We all have our favourite brands and flavours. It's crisp, refreshing, and zero calories. And that makes us feel good about our beverage choice. We're talking about sparkling water, of course! According to Business News This Week, sparkling water is a healthy soda embodiment, with added nutrients to keep the consumers active throughout the day. This concept is still fairly new in India against the traditionally cherished sugar-infused pop soda. But how does it affect your pearly whites? Is sparkling water bad for your teeth? We've got all the sparling water answers you need.
Is Sparkling Water Bad For Your Teeth?
If you asked your dentist for their thoughts on soda, they'd recommend avoiding it. Why? Two big reasons:

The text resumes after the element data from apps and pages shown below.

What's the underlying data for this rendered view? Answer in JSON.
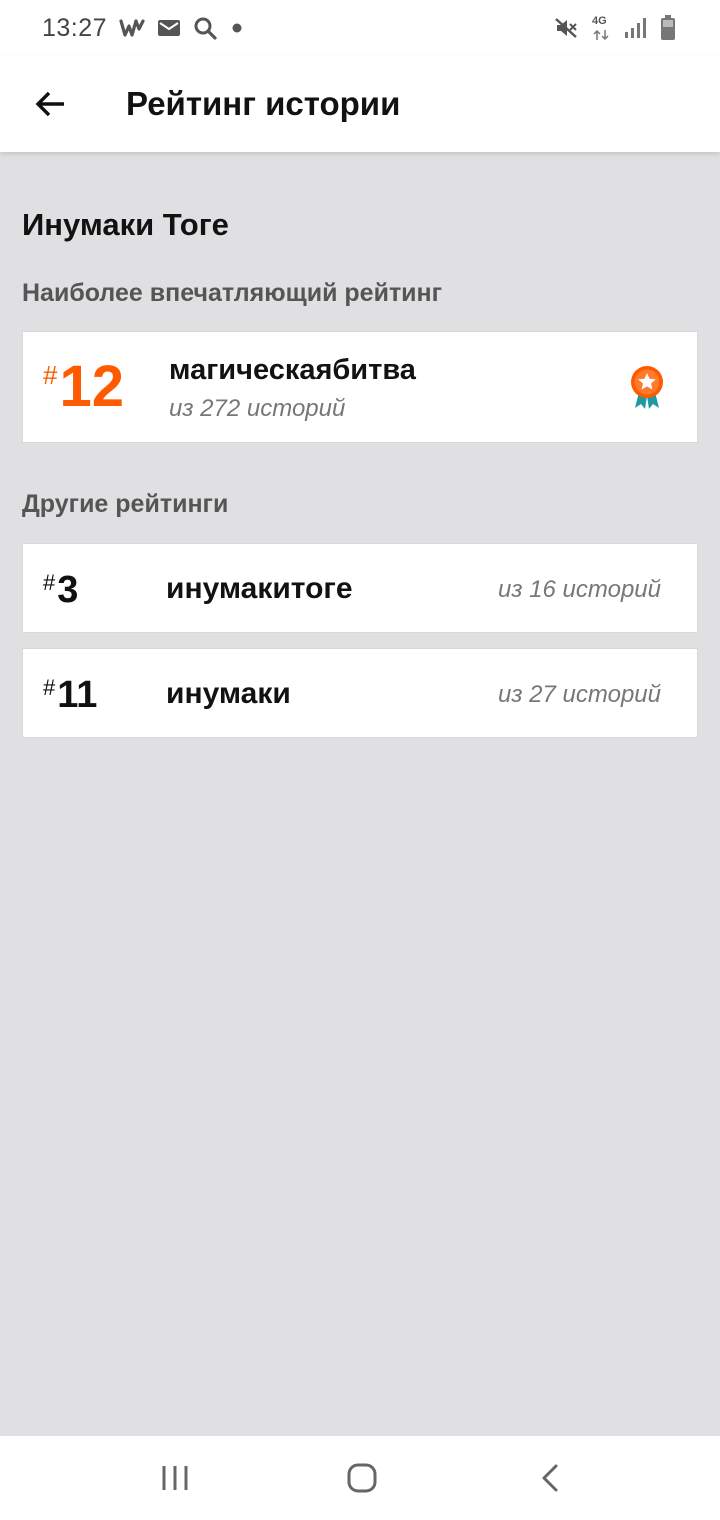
{
  "status_bar": {
    "time": "13:27",
    "left_icons": [
      "wattpad-icon",
      "mail-icon",
      "search-icon",
      "dot-icon"
    ],
    "right_icons": [
      "mute-icon",
      "network-4g-icon",
      "signal-icon",
      "battery-icon"
    ],
    "network_label": "4G"
  },
  "app_bar": {
    "title": "Рейтинг истории",
    "back_icon": "arrow-left-icon"
  },
  "story": {
    "title": "Инумаки Тоге"
  },
  "best_ranking": {
    "section_label": "Наиболее впечатляющий рейтинг",
    "hash": "#",
    "rank": "12",
    "tag": "магическаябитва",
    "subtitle": "из 272 историй",
    "icon": "medal-icon",
    "accent_color": "#ff5a00"
  },
  "other_rankings": {
    "section_label": "Другие рейтинги",
    "items": [
      {
        "hash": "#",
        "rank": "3",
        "tag": "инумакитоге",
        "subtitle": "из 16 историй"
      },
      {
        "hash": "#",
        "rank": "11",
        "tag": "инумаки",
        "subtitle": "из 27 историй"
      }
    ]
  },
  "nav_bar": {
    "icons": [
      "recent-apps-icon",
      "home-icon",
      "back-icon"
    ]
  }
}
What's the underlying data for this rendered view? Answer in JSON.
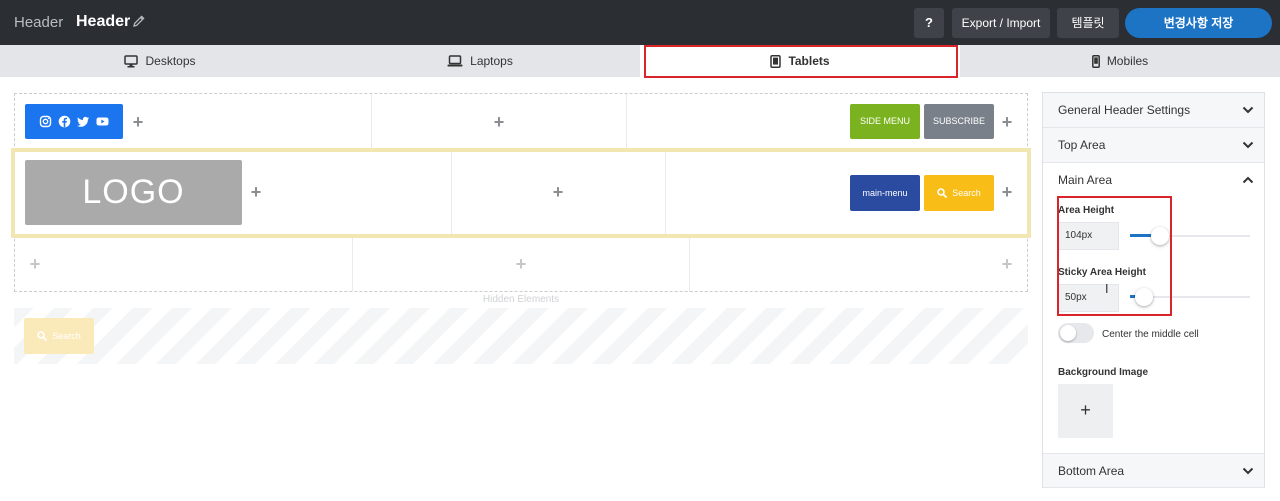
{
  "topbar": {
    "crumb": "Header",
    "title": "Header",
    "help_label": "?",
    "export_label": "Export / Import",
    "template_label": "템플릿",
    "save_label": "변경사항 저장"
  },
  "device_tabs": {
    "desktops": "Desktops",
    "laptops": "Laptops",
    "tablets": "Tablets",
    "mobiles": "Mobiles",
    "active": "Tablets"
  },
  "builder": {
    "top_row": {
      "social_icons": [
        "instagram-icon",
        "facebook-icon",
        "twitter-icon",
        "youtube-icon"
      ],
      "side_menu_label": "SIDE MENU",
      "subscribe_label": "SUBSCRIBE"
    },
    "main_row": {
      "logo_label": "LOGO",
      "main_menu_label": "main-menu",
      "search_label": "Search"
    },
    "add_symbol": "+",
    "hidden_elements_label": "Hidden Elements",
    "hidden_search_label": "Search"
  },
  "panel": {
    "general_label": "General Header Settings",
    "top_area_label": "Top Area",
    "main_area_label": "Main Area",
    "area_height_label": "Area Height",
    "area_height_value": "104px",
    "area_height_level": 0.25,
    "sticky_height_label": "Sticky Area Height",
    "sticky_height_value": "50px",
    "sticky_height_level": 0.12,
    "center_middle_label": "Center the middle cell",
    "center_middle_on": false,
    "bg_image_label": "Background Image",
    "bg_add_symbol": "+",
    "bottom_area_label": "Bottom Area"
  },
  "colors": {
    "topbar_bg": "#2b2e33",
    "primary_blue": "#1e74c4",
    "highlight_red": "#d9242b",
    "main_area_outline": "#f2e6b3"
  }
}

- Sugar — soda has an abundance of it, leading to tooth decay and cavities
- Acid — most sodas are highly acidic, contributing to tooth erosion
So now you know what not to drink. Some healthier alternatives to drink include water, milk, and you guessed it — unsweetened sparkling water.
That fizzy refreshment in your sparkling water, it's caused by carbonation. And it's the carbonation that has some concerned. So is carbonated water bad for your teeth? According to Hindustan Times, a recent study had revealed that prolonged consumption of sports drinks may be linked to a condition known as erosive tooth wear, in which acids eat away the tooth's smooth hard enamel coating and trickle into the bonelike material underneath, causing the tooth to soften and weaken. So does minimally erosive equate to "bad"?
Sparkling water is much less erosive than other beverages. Which is good — so it's not bad for you. " For an average, healthy person, carbonated, sugar-free beverages are not going to be a main cavity-causing factor," according to the U.S. News & World Report article. However, it's not necessarily good for you. It's great to replace soda with sparkling water, but don't replace water with fluoride over its sparkling counterpart.
To battles against cavities and enamel erosion, there are a few things you can do.
- Brush with specially formulated toothpaste to help strengthen tooth enamel, replenish natural calcium, and protect against tooth sensitivity
- See your dentist regularly to detect signs of tooth decay early when it is easy to correct or reverse
Now you know the truth about sparkling water — it isn't bad for your teeth. You also understand what's needed to keep your teeth healthy while you enjoy something fizzy.
This article is intended to promote understanding of and knowledge about general oral health topics. It is not intended to be a substitute for professional advice, diagnosis or treatment. Always seek the advice of your dentist or other qualified healthcare provider with any questions you may have regarding a medical condition or treatment.